Assignment deliverables will be submitted electronically using a drop box in LEARN. Feedback from graders, if available, may be provided on paper, electronically by e-mail, or electronically using LEARN.

Grading and Re-grading

All coursework items, including exams, will be graded on the basis of completeness, correctness, and clarity. Members of the teaching team may also evaluate students' proficiency in the use of software in connection with assignments. Students are encouraged to ask technical questions during office hours, as well as using the online discussion forum.

Where appropriate, students are expected to test their own solutions to problems using appropriate input data. In the event that a student's solution differs substantially from the solution recognized by the teaching team, the student may be asked to provide sample inputs and outputs to evaluate the correctness of their solution.

Students who feel that they have been graded unfairly may request that a coursework item be re-graded, in which case the entire item will be re-graded. As a result, the grade may increase, decrease, or remain unchanged. The teaching team may refuse to re-grade coursework if there is legitimate suspicion that the solution was modified or otherwise tampered with after submission.

General Policies and Information

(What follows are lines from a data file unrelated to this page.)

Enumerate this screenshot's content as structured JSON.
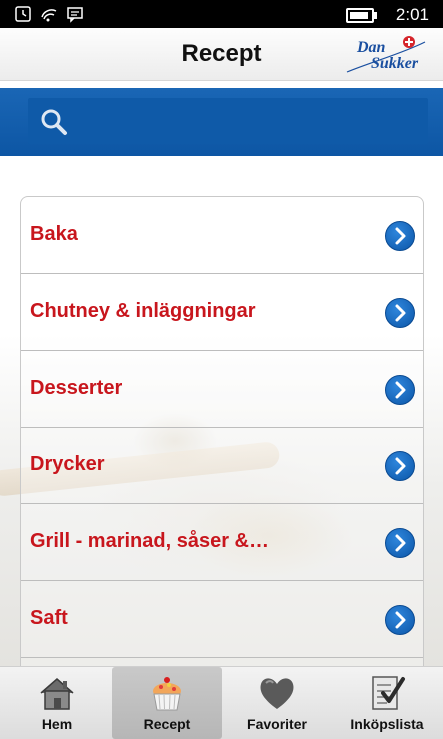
{
  "status_bar": {
    "time": "2:01"
  },
  "header": {
    "title": "Recept",
    "logo_line1": "Dan",
    "logo_line2": "Sukker"
  },
  "search": {
    "placeholder": ""
  },
  "categories": [
    {
      "label": "Baka"
    },
    {
      "label": "Chutney & inläggningar"
    },
    {
      "label": "Desserter"
    },
    {
      "label": "Drycker"
    },
    {
      "label": "Grill - marinad, såser &…"
    },
    {
      "label": "Saft"
    }
  ],
  "tabs": [
    {
      "label": "Hem",
      "icon": "house-icon"
    },
    {
      "label": "Recept",
      "icon": "cupcake-icon",
      "active": true
    },
    {
      "label": "Favoriter",
      "icon": "heart-icon"
    },
    {
      "label": "Inköpslista",
      "icon": "checklist-icon"
    }
  ],
  "colors": {
    "accent_blue": "#0d56a4",
    "label_red": "#c8161d"
  }
}
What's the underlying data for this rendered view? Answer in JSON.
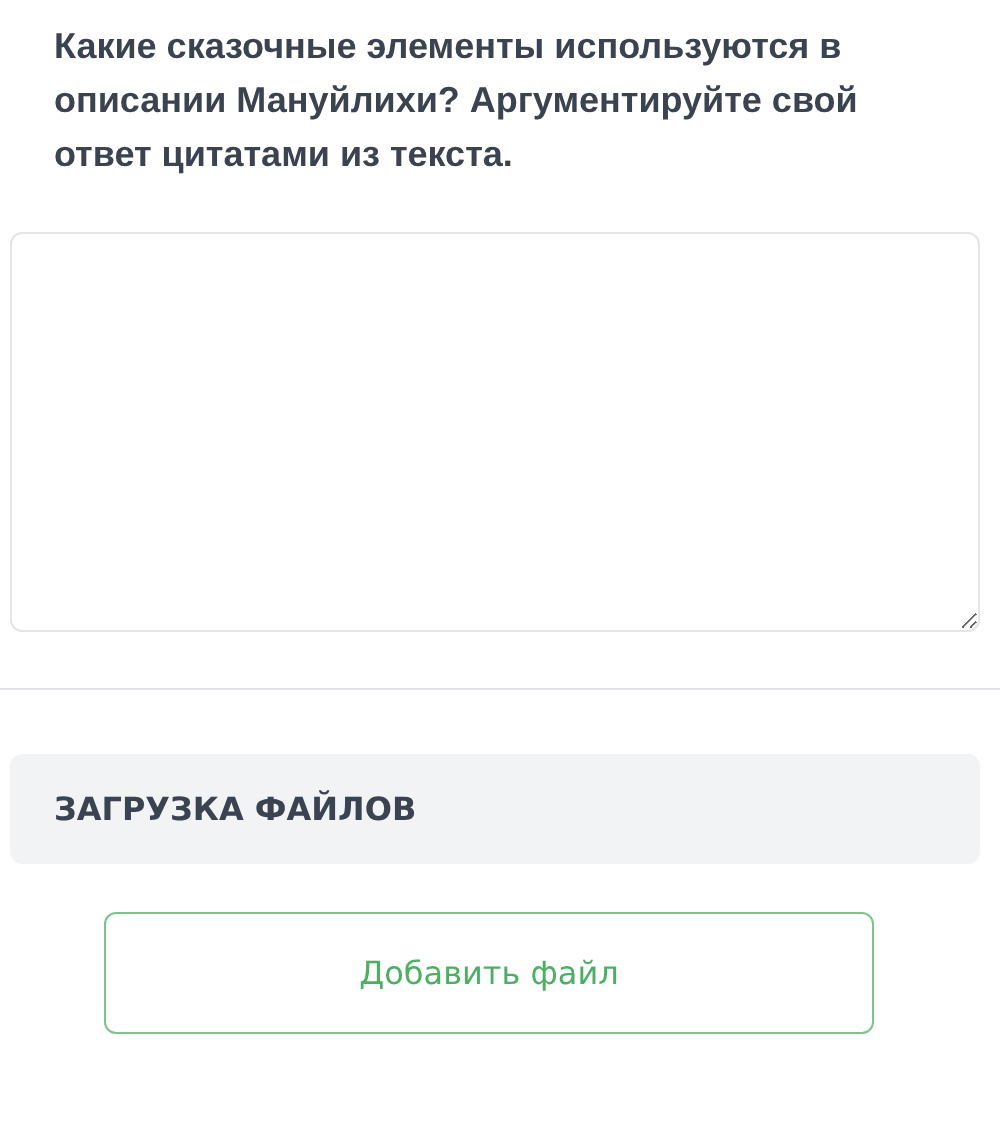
{
  "question": "Какие сказочные элементы используются в описании Мануйлихи? Аргументируйте свой ответ цитатами из текста.",
  "upload": {
    "title": "ЗАГРУЗКА ФАЙЛОВ",
    "button": "Добавить файл"
  }
}
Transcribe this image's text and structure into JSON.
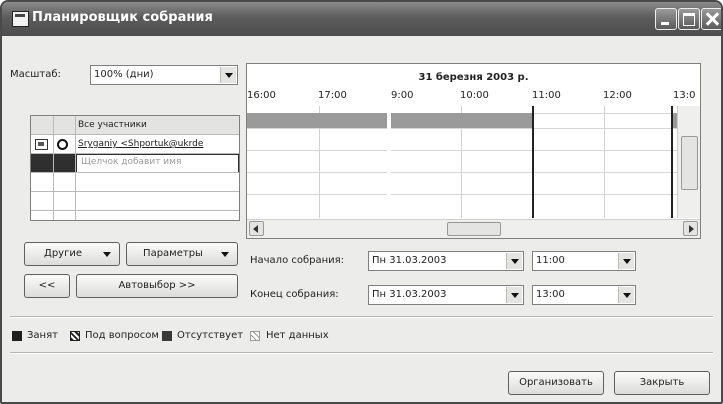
{
  "window": {
    "title": "Планировщик собрания"
  },
  "zoom": {
    "label": "Масштаб:",
    "value": "100% (дни)"
  },
  "attendees": {
    "header": "Все участники",
    "rows": [
      {
        "name": "Sryganiy <Shportuk@ukrde"
      },
      {
        "hint": "Щелчок добавит имя"
      }
    ]
  },
  "schedule": {
    "date": "31 березня 2003 р.",
    "hours": [
      "16:00",
      "17:00",
      "9:00",
      "10:00",
      "11:00",
      "12:00",
      "13:0"
    ]
  },
  "buttons": {
    "others": "Другие",
    "options": "Параметры",
    "prev": "<<",
    "autopick": "Автовыбор >>",
    "organize": "Организовать",
    "close": "Закрыть"
  },
  "meeting": {
    "start_label": "Начало собрания:",
    "start_date": "Пн 31.03.2003",
    "start_time": "11:00",
    "end_label": "Конец собрания:",
    "end_date": "Пн 31.03.2003",
    "end_time": "13:00"
  },
  "legend": {
    "busy": "Занят",
    "tentative": "Под вопросом",
    "away": "Отсутствует",
    "nodata": "Нет данных"
  }
}
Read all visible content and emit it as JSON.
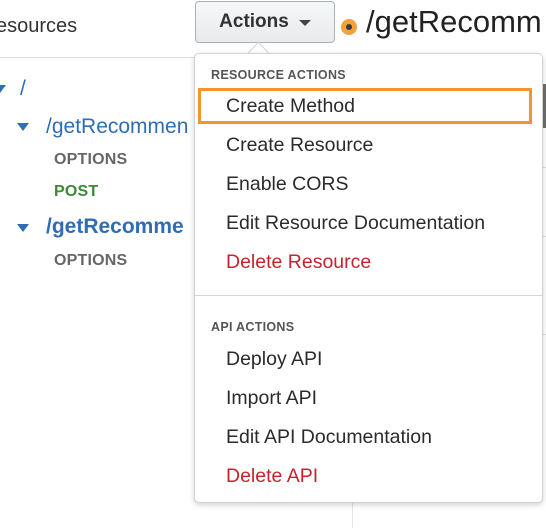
{
  "panel": {
    "title": "esources"
  },
  "tree": {
    "root": "/",
    "resource1": "/getRecommen",
    "resource1_methods": [
      "OPTIONS",
      "POST"
    ],
    "resource2": "/getRecomme",
    "resource2_methods": [
      "OPTIONS"
    ]
  },
  "header": {
    "path": "/getRecomm"
  },
  "actions_button": {
    "label": "Actions"
  },
  "dropdown": {
    "resource_section": "RESOURCE ACTIONS",
    "resource_items": [
      "Create Method",
      "Create Resource",
      "Enable CORS",
      "Edit Resource Documentation",
      "Delete Resource"
    ],
    "api_section": "API ACTIONS",
    "api_items": [
      "Deploy API",
      "Import API",
      "Edit API Documentation",
      "Delete API"
    ]
  },
  "colors": {
    "link": "#2f6db5",
    "post": "#3a8a3a",
    "danger": "#c8232c",
    "highlight": "#f0962e"
  }
}
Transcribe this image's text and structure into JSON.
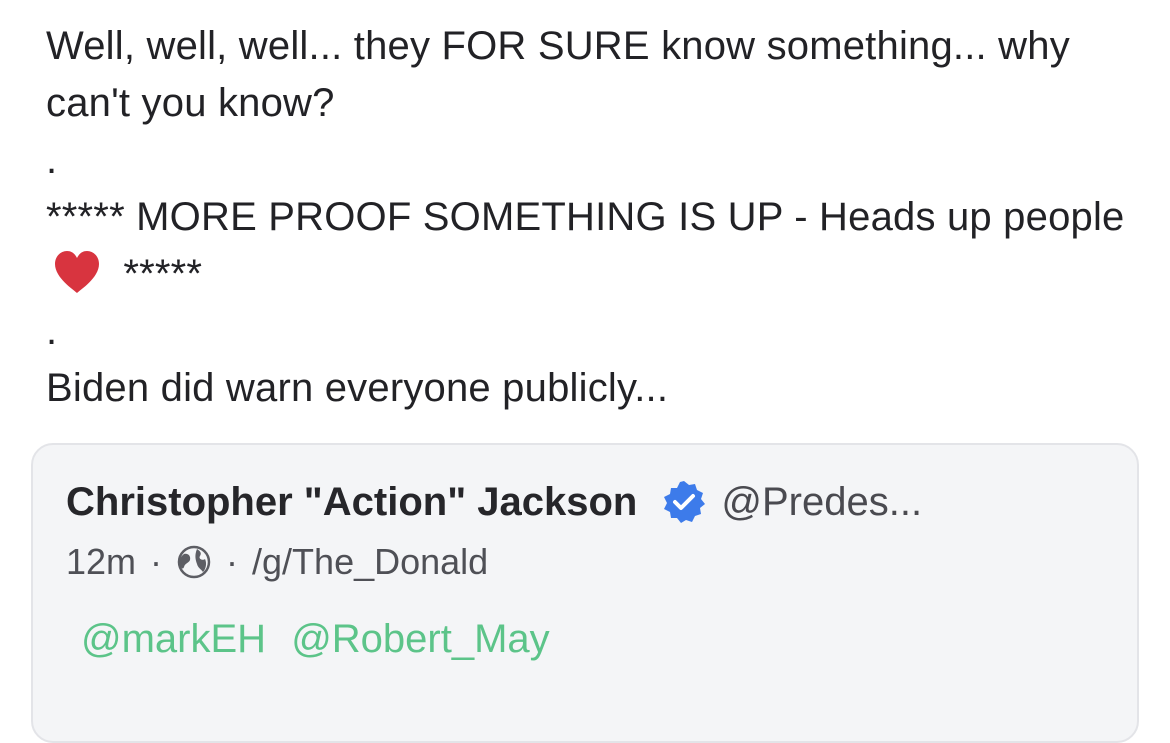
{
  "post": {
    "line1": "Well, well, well... they FOR SURE know something... why can't you know?",
    "dot1": ".",
    "line2_start": "***** MORE PROOF SOMETHING IS UP - Heads up people",
    "line2_end": "*****",
    "dot2": ".",
    "line3": "Biden did warn everyone publicly..."
  },
  "quote": {
    "author_name": "Christopher \"Action\" Jackson",
    "handle": "@Predes...",
    "time": "12m",
    "separator": "·",
    "group": "/g/The_Donald",
    "mentions": [
      "@markEH",
      "@Robert_May"
    ]
  },
  "colors": {
    "mention": "#5cc489",
    "verified": "#3d7bea",
    "heart": "#d8343f"
  },
  "icons": {
    "heart": "heart-icon",
    "verified": "verified-badge-icon",
    "globe": "globe-icon"
  }
}
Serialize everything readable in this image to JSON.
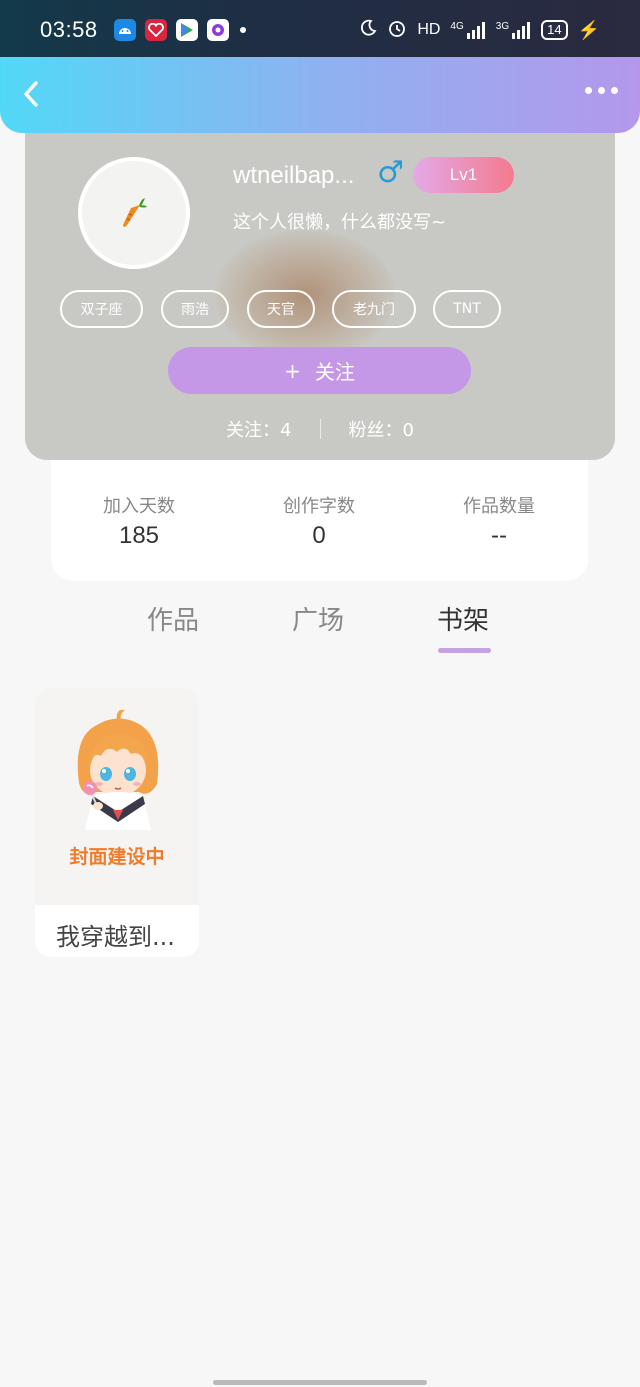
{
  "status_bar": {
    "time": "03:58",
    "hd": "HD",
    "net1": "4G",
    "net2": "3G",
    "battery": "14"
  },
  "header": {
    "back_icon": "chevron-left-icon",
    "more_icon": "more-dots-icon"
  },
  "profile": {
    "username": "wtneilbap...",
    "gender_symbol": "♂",
    "level": "Lv1",
    "bio": "这个人很懒，什么都没写~",
    "tags": [
      "双子座",
      "雨浩",
      "天官",
      "老九门",
      "TNT"
    ],
    "follow_button": "关注",
    "follow_plus": "+",
    "following_label": "关注：4",
    "fans_label": "粉丝：0"
  },
  "stats": [
    {
      "label": "加入天数",
      "value": "185"
    },
    {
      "label": "创作字数",
      "value": "0"
    },
    {
      "label": "作品数量",
      "value": "--"
    }
  ],
  "tabs": [
    "作品",
    "广场",
    "书架"
  ],
  "active_tab": "书架",
  "bookshelf": [
    {
      "title": "我穿越到...",
      "cover_text": "封面建设中"
    }
  ],
  "colors": {
    "accent_purple": "#c498e6",
    "header_gradient_start": "#52d8f7",
    "header_gradient_end": "#b497ec",
    "cover_text": "#ef7c2b"
  }
}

  • Academic integrity: In order to maintain a culture of academic integrity, members of the University of Waterloo community are expected to promote honesty, trust, fairness, respect and responsibility.  All new graduate students must complete this module.
  • Grievance: A student who believes that a decision affecting some aspect of his/her university life has been unfair or unreasonable may have grounds for initiating a grievance. Read Policy 70, Student Petitions and Grievances, Section 4. When in doubt please be certain to contact the department’s administrative assistant who will provide further assistance.
  • Discipline: A student is expected to know what constitutes academic integrity to avoid committing an academic offence, and to take responsibility for his/her actions. A student who is unsure whether an action constitutes an offence, or who needs help in learning how to avoid offences (e.g., plagiarism, cheating) or about “rules” for group work/collaboration should seek guidance from the course instructor, academic advisor, or the undergraduate Associate Dean. For information on categories of offences and types of penalties, students should refer to Policy 71, Student Discipline. For typical penalties check Guidelines for the Assessment of Penalties.
  • Appeals: A decision made or penalty imposed under Policy 70 (Student Petitions and Grievances) (other than a petition) or Policy 71 (Student Discipline) may be appealed if there is a ground. A student who believes he/she has a ground for an appeal should refer to Policy 72 (Student Appeals).
  • Note for students with disabilities: The AccessAbility Services, located in Needles Hall, Room 1132, collaborates with all academic departments to arrange appropriate accommodations for students with disabilities without compromising the academic integrity of the curriculum. If you require academic accommodations to lessen the impact of your disability, please register with the AccessAbility Services at the beginning of each academic term.
  • and alternatives:Plagiarism detection software (Turnitin) may be used to screen assignments in this course. This is being done to verify that use of all material and sources in assignments is documented. In the first week of the term, details will be provided on request about the arrangements for the use of Turnitin and alternatives in this course.

Useful URLs

LEARN website for this course

Piazza (online discussion forum)